What you will do –
Report each line below that carries the word "Power".

(Items from an interface collection)
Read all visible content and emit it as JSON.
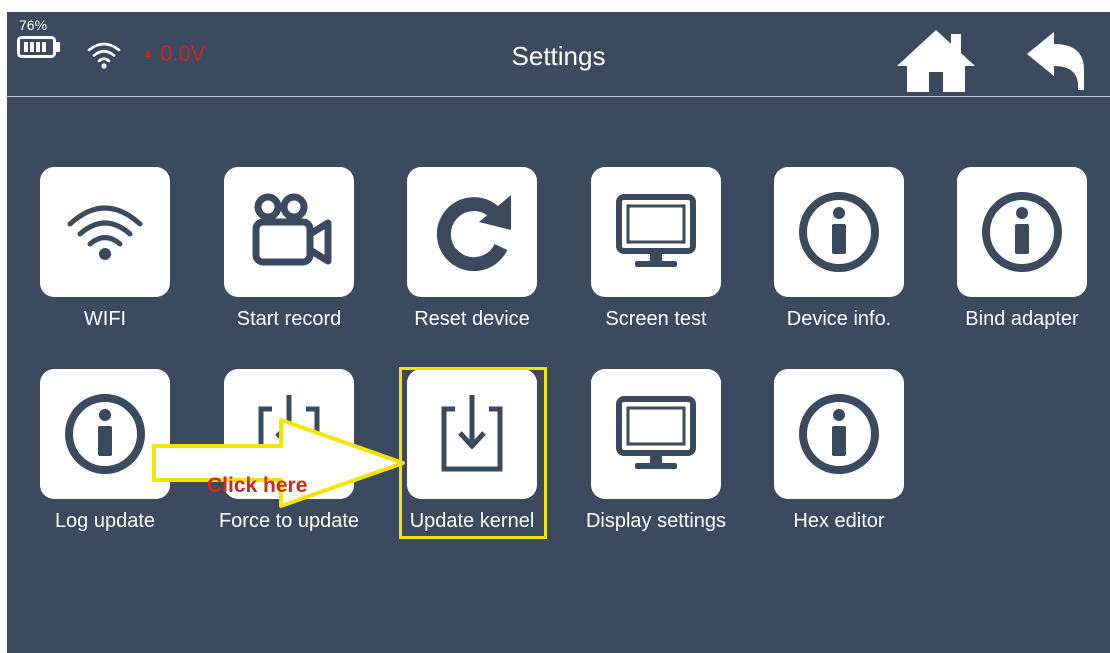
{
  "status": {
    "battery_percent": "76%",
    "voltage": "0.0V"
  },
  "header": {
    "title": "Settings"
  },
  "grid": {
    "row1": [
      {
        "label": "WIFI",
        "icon": "wifi-icon"
      },
      {
        "label": "Start record",
        "icon": "video-camera-icon"
      },
      {
        "label": "Reset device",
        "icon": "refresh-icon"
      },
      {
        "label": "Screen test",
        "icon": "monitor-icon"
      },
      {
        "label": "Device info.",
        "icon": "info-icon"
      },
      {
        "label": "Bind adapter",
        "icon": "info-icon"
      }
    ],
    "row2": [
      {
        "label": "Log update",
        "icon": "info-icon"
      },
      {
        "label": "Force to update",
        "icon": "download-box-icon"
      },
      {
        "label": "Update kernel",
        "icon": "download-box-icon"
      },
      {
        "label": "Display settings",
        "icon": "monitor-icon"
      },
      {
        "label": "Hex editor",
        "icon": "info-icon"
      }
    ]
  },
  "annotation": {
    "callout": "Click here"
  },
  "colors": {
    "background": "#3b4a5e",
    "tile": "#ffffff",
    "icon": "#3b4a5e",
    "highlight": "#f5e400",
    "callout_text": "#d4271b",
    "voltage": "#c8261e"
  }
}
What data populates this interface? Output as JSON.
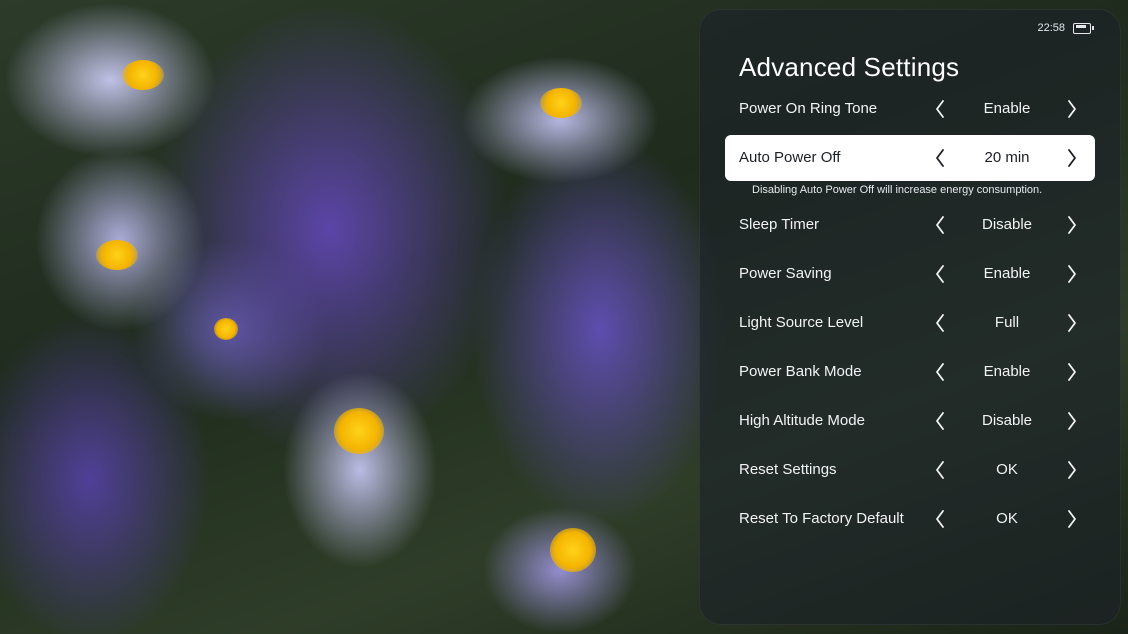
{
  "status": {
    "time": "22:58",
    "battery_icon": "battery-icon"
  },
  "menu": {
    "title": "Advanced Settings",
    "hint": "Disabling Auto Power Off will increase energy consumption.",
    "items": [
      {
        "label": "Power On Ring Tone",
        "value": "Enable",
        "selected": false
      },
      {
        "label": "Auto Power Off",
        "value": "20 min",
        "selected": true
      },
      {
        "label": "Sleep Timer",
        "value": "Disable",
        "selected": false
      },
      {
        "label": "Power Saving",
        "value": "Enable",
        "selected": false
      },
      {
        "label": "Light Source Level",
        "value": "Full",
        "selected": false
      },
      {
        "label": "Power Bank Mode",
        "value": "Enable",
        "selected": false
      },
      {
        "label": "High Altitude Mode",
        "value": "Disable",
        "selected": false
      },
      {
        "label": "Reset Settings",
        "value": "OK",
        "selected": false
      },
      {
        "label": "Reset To Factory Default",
        "value": "OK",
        "selected": false
      }
    ]
  },
  "colors": {
    "panel": "#1c2228",
    "selected_row": "#ffffff",
    "selected_text": "#1c1f24",
    "text": "#f2f3f5"
  }
}
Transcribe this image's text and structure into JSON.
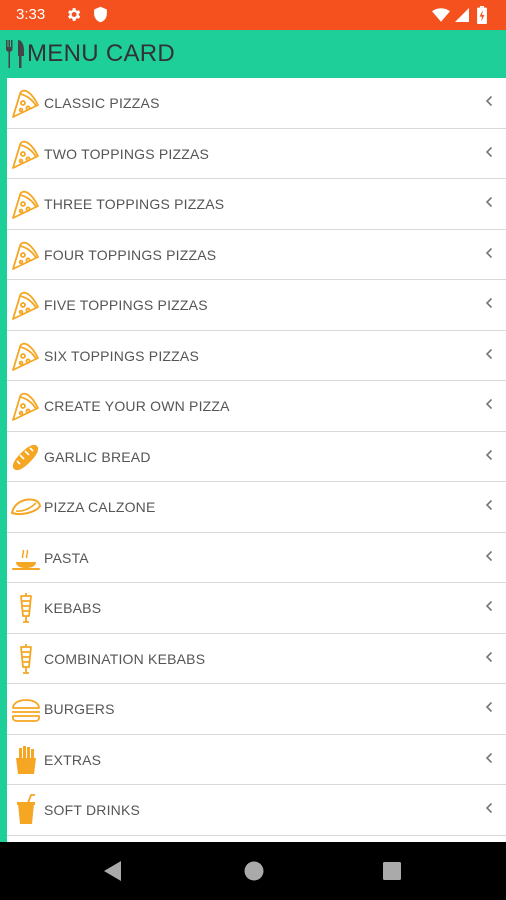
{
  "status_bar": {
    "time": "3:33"
  },
  "app_bar": {
    "title": "MENU CARD"
  },
  "menu": {
    "items": [
      {
        "label": "CLASSIC PIZZAS",
        "icon": "pizza-slice-icon"
      },
      {
        "label": "TWO TOPPINGS PIZZAS",
        "icon": "pizza-slice-icon"
      },
      {
        "label": "THREE TOPPINGS PIZZAS",
        "icon": "pizza-slice-icon"
      },
      {
        "label": "FOUR TOPPINGS PIZZAS",
        "icon": "pizza-slice-icon"
      },
      {
        "label": "FIVE TOPPINGS PIZZAS",
        "icon": "pizza-slice-icon"
      },
      {
        "label": "SIX TOPPINGS PIZZAS",
        "icon": "pizza-slice-icon"
      },
      {
        "label": "CREATE YOUR OWN PIZZA",
        "icon": "pizza-slice-icon"
      },
      {
        "label": "GARLIC BREAD",
        "icon": "bread-icon"
      },
      {
        "label": "PIZZA CALZONE",
        "icon": "calzone-icon"
      },
      {
        "label": "PASTA",
        "icon": "pasta-dish-icon"
      },
      {
        "label": "KEBABS",
        "icon": "kebab-icon"
      },
      {
        "label": "COMBINATION KEBABS",
        "icon": "kebab-icon"
      },
      {
        "label": "BURGERS",
        "icon": "burger-icon"
      },
      {
        "label": "EXTRAS",
        "icon": "fries-icon"
      },
      {
        "label": "SOFT DRINKS",
        "icon": "soft-drink-icon"
      }
    ]
  },
  "colors": {
    "status_bar": "#f4511e",
    "accent": "#1ecf9a",
    "icon": "#f5a623",
    "label": "#555555",
    "divider": "#d9d9d9",
    "nav_bar": "#000000"
  }
}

Written solution –
    "hint": "Disabling Auto Power Off will increase energy consumption.",
        "label": "Power On Ring Tone",
        "label": "Auto Power Off",
        "label": "Power Saving",
        "label": "Power Bank Mode",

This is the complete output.